[Information given]

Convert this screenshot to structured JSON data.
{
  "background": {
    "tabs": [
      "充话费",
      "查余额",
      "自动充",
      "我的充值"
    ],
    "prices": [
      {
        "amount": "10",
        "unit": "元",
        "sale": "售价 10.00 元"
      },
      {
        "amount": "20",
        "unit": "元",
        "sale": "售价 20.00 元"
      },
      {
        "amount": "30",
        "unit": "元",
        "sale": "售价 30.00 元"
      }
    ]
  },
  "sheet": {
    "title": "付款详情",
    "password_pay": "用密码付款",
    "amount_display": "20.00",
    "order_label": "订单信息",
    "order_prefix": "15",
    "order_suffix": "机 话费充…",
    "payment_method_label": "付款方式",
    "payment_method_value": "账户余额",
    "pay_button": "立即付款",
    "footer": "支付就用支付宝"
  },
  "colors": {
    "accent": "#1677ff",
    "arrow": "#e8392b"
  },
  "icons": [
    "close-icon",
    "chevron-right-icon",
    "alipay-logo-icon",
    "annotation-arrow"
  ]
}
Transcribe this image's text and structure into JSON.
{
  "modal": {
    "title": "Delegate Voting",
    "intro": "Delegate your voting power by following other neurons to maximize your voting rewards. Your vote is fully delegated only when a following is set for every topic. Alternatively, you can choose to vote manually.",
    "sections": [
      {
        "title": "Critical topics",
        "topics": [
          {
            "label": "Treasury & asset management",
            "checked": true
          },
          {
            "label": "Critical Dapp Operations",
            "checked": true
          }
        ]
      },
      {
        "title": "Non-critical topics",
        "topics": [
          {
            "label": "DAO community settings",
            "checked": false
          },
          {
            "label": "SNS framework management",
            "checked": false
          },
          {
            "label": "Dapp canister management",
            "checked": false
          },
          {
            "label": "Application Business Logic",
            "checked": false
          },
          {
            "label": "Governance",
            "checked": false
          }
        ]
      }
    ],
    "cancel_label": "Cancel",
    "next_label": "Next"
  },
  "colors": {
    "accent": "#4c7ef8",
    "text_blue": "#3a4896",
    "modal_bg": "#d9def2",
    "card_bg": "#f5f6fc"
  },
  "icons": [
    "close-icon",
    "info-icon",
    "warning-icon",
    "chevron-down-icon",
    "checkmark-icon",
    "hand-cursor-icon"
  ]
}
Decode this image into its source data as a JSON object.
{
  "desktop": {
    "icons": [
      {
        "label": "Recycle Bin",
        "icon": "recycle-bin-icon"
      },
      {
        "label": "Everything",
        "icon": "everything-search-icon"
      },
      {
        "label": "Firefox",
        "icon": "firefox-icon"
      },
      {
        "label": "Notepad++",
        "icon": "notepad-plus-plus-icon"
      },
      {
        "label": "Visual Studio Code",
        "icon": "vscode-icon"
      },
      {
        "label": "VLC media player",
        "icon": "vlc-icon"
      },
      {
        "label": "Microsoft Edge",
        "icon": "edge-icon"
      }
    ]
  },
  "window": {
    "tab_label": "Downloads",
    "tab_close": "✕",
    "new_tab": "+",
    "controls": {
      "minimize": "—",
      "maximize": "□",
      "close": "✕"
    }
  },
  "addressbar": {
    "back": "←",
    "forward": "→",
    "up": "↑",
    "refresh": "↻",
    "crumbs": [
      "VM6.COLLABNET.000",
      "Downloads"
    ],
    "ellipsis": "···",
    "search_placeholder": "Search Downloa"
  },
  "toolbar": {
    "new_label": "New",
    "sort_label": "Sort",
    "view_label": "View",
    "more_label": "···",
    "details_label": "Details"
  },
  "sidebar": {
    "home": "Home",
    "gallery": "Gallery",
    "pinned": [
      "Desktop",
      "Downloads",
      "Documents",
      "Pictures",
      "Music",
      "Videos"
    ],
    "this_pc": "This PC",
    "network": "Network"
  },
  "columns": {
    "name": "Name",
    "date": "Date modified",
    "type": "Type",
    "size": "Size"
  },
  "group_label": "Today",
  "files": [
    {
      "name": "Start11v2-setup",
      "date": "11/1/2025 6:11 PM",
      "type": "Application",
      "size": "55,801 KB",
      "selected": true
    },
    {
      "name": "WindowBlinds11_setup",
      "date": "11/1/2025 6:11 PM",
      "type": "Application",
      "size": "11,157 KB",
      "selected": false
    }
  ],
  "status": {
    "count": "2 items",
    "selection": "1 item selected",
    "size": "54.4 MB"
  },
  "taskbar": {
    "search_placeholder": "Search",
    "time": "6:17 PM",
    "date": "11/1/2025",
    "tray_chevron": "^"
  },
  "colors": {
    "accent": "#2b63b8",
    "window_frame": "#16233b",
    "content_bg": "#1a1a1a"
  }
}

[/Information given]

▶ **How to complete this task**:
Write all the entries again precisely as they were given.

▶ **Completed exercise**:
Convert this screenshot to structured JSON data.
{
  "background": {
    "tabs": [
      "充话费",
      "查余额",
      "自动充",
      "我的充值"
    ],
    "prices": [
      {
        "amount": "10",
        "unit": "元",
        "sale": "售价 10.00 元"
      },
      {
        "amount": "20",
        "unit": "元",
        "sale": "售价 20.00 元"
      },
      {
        "amount": "30",
        "unit": "元",
        "sale": "售价 30.00 元"
      }
    ]
  },
  "sheet": {
    "title": "付款详情",
    "password_pay": "用密码付款",
    "amount_display": "20.00",
    "order_label": "订单信息",
    "order_prefix": "15",
    "order_suffix": "机 话费充…",
    "payment_method_label": "付款方式",
    "payment_method_value": "账户余额",
    "pay_button": "立即付款",
    "footer": "支付就用支付宝"
  },
  "colors": {
    "accent": "#1677ff",
    "arrow": "#e8392b"
  },
  "icons": [
    "close-icon",
    "chevron-right-icon",
    "alipay-logo-icon",
    "annotation-arrow"
  ]
}
Transcribe this image's text and structure into JSON.
{
  "modal": {
    "title": "Delegate Voting",
    "intro": "Delegate your voting power by following other neurons to maximize your voting rewards. Your vote is fully delegated only when a following is set for every topic. Alternatively, you can choose to vote manually.",
    "sections": [
      {
        "title": "Critical topics",
        "topics": [
          {
            "label": "Treasury & asset management",
            "checked": true
          },
          {
            "label": "Critical Dapp Operations",
            "checked": true
          }
        ]
      },
      {
        "title": "Non-critical topics",
        "topics": [
          {
            "label": "DAO community settings",
            "checked": false
          },
          {
            "label": "SNS framework management",
            "checked": false
          },
          {
            "label": "Dapp canister management",
            "checked": false
          },
          {
            "label": "Application Business Logic",
            "checked": false
          },
          {
            "label": "Governance",
            "checked": false
          }
        ]
      }
    ],
    "cancel_label": "Cancel",
    "next_label": "Next"
  },
  "colors": {
    "accent": "#4c7ef8",
    "text_blue": "#3a4896",
    "modal_bg": "#d9def2",
    "card_bg": "#f5f6fc"
  },
  "icons": [
    "close-icon",
    "info-icon",
    "warning-icon",
    "chevron-down-icon",
    "checkmark-icon",
    "hand-cursor-icon"
  ]
}
Decode this image into its source data as a JSON object.
{
  "desktop": {
    "icons": [
      {
        "label": "Recycle Bin",
        "icon": "recycle-bin-icon"
      },
      {
        "label": "Everything",
        "icon": "everything-search-icon"
      },
      {
        "label": "Firefox",
        "icon": "firefox-icon"
      },
      {
        "label": "Notepad++",
        "icon": "notepad-plus-plus-icon"
      },
      {
        "label": "Visual Studio Code",
        "icon": "vscode-icon"
      },
      {
        "label": "VLC media player",
        "icon": "vlc-icon"
      },
      {
        "label": "Microsoft Edge",
        "icon": "edge-icon"
      }
    ]
  },
  "window": {
    "tab_label": "Downloads",
    "tab_close": "✕",
    "new_tab": "+",
    "controls": {
      "minimize": "—",
      "maximize": "□",
      "close": "✕"
    }
  },
  "addressbar": {
    "back": "←",
    "forward": "→",
    "up": "↑",
    "refresh": "↻",
    "crumbs": [
      "VM6.COLLABNET.000",
      "Downloads"
    ],
    "ellipsis": "···",
    "search_placeholder": "Search Downloa"
  },
  "toolbar": {
    "new_label": "New",
    "sort_label": "Sort",
    "view_label": "View",
    "more_label": "···",
    "details_label": "Details"
  },
  "sidebar": {
    "home": "Home",
    "gallery": "Gallery",
    "pinned": [
      "Desktop",
      "Downloads",
      "Documents",
      "Pictures",
      "Music",
      "Videos"
    ],
    "this_pc": "This PC",
    "network": "Network"
  },
  "columns": {
    "name": "Name",
    "date": "Date modified",
    "type": "Type",
    "size": "Size"
  },
  "group_label": "Today",
  "files": [
    {
      "name": "Start11v2-setup",
      "date": "11/1/2025 6:11 PM",
      "type": "Application",
      "size": "55,801 KB",
      "selected": true
    },
    {
      "name": "WindowBlinds11_setup",
      "date": "11/1/2025 6:11 PM",
      "type": "Application",
      "size": "11,157 KB",
      "selected": false
    }
  ],
  "status": {
    "count": "2 items",
    "selection": "1 item selected",
    "size": "54.4 MB"
  },
  "taskbar": {
    "search_placeholder": "Search",
    "time": "6:17 PM",
    "date": "11/1/2025",
    "tray_chevron": "^"
  },
  "colors": {
    "accent": "#2b63b8",
    "window_frame": "#16233b",
    "content_bg": "#1a1a1a"
  }
}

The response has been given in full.